Somewhere along here, Carmen sings the Gypsy Song. In this case the words proclaim her the Queen of Nicotine. As a special fillip at the end, she quavers, “I don’t mean drene, or kerosene, just nicotine!”
To Dr. Allen’s accusations that she has designs on his new formula, Shirley confesses, “I came here, sent by my father dear, to snoop and pry and peer.” Her father, it turns out, is Mr. F.E. Boone of Lexington, Ky., the auctioneer on Jack Benny’s program.
But love for Dr. Allen is greater than duty, Carmen decides. She returns the formula (pronounced formerla) to Dr. Allen. Then a second complication arises with the appearance of Dick Riggs. He (Allen) would have you believe he is the father of Speed Riggs, Benny’s other tobacco auctioneer. He seizes the formerla and flees to the latakia drying room. He bars the door, a natural song cue. But this time the music is the Toreador Song. Fred brought the house down by bellowing, “Richard, I implore! Open the door!”
But there is no need for Richard to open the door. Carmen has given him the wrong paper. The Allen formula is safe; the new Puffo is saved. It is a miracle of blends—dried seaweed wrapped in oil-skin with a sponge tip. To this one of Dr. Allen’s colleagues asks meaningfully, as if he hardly dared hope, “You mean—?” “Yes,” said Fred. “It’s the only cigarette you can smoke under water.”
* * *
There aren’t many occasions when radio rises to the hopes its pioneers had for it. But Mr. Allen, when is good, comes closer to the ideal in radio entertainment than any other performer. His operatic satires are witty, sharp and wonderfully contrived. Wisely, he uses melodies familiar to all and keeps his lyrics simple. In the field of radio humor, and its [sic] an uneven field with foolish, dilapidated scarecrows marking the ruts—Mr. Allen is, it seems to me, our finest artist. I hope he never retires.
* * *
A special accolade is in order for Shirley Booth. She should be on the Fred Allen show every week, and if there’s ever a good-sized vacancy in Allen’s Alley, I hope Fred sees fit to give her a lease. If you listen to Shirley with a script in hand, you realize the fine creative artistry of her humor. She can make the most prosaic, pass-me-the-salt kind of line outrageously funny.
The dialog leading up to “Carmen” last night had some deft Allen touches. Shirley gave Fred a brief sketch of her operatic background. Besides being chanteuse on the Weehawken Ferry, she told of spending two seasons with Phil Spitalny.
Fred: You sang with Spitalny?
Shirley: No, I was in charge of the girls who played the ‘cellos.
Fred: You coached the ‘cello players?
Shirley: No, after each program, I helped pull their legs back into shape.
When Phil began calling his show The Hour of Charm, Shirley quit. “I didn’t wanna make a liar outa Phil,” she explained.

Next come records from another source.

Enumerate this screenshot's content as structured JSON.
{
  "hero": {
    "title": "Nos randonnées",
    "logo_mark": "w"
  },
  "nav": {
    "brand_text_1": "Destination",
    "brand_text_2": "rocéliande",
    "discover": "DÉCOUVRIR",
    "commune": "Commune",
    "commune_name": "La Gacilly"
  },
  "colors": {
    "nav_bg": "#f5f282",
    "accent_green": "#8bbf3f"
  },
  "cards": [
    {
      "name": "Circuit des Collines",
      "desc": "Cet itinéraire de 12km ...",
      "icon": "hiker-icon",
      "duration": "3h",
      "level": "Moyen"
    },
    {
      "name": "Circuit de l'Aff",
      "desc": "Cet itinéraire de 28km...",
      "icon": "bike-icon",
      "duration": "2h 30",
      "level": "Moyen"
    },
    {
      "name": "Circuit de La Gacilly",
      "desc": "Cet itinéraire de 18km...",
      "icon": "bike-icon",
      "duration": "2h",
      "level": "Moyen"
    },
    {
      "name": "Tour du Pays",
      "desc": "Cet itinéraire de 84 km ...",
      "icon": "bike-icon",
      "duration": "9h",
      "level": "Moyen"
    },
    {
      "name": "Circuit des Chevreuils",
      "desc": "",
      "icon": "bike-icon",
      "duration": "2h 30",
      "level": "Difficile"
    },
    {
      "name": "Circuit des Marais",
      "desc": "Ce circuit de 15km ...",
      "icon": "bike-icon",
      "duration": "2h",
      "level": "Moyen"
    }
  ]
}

CBS signed Booth in early 1948 and hoped to develop a sitcom for her. It did. The show was about a Brooklynese school teacher. It was called Our Miss Brooks. As Variety put it in its April 21st edition: “CBS and the comedienne couldn’t see eye to eye and board chairman William S. Paley...was unhappy over the original audition record that was cut, and troubles and temperaments apparently piled up at the second auditioning last week.”

Booth went back to Broadway and collected three Tonys, as well as an Oscar before knocking on the Baxter’s door in 1961 and getting hired as Hazel and winning two Emmys in the process. Allen continued to be praised in the press even after his death in 1956.

1 comment:

  1. It WAS the February 9, 1947 broadcast. A transcription of it exists,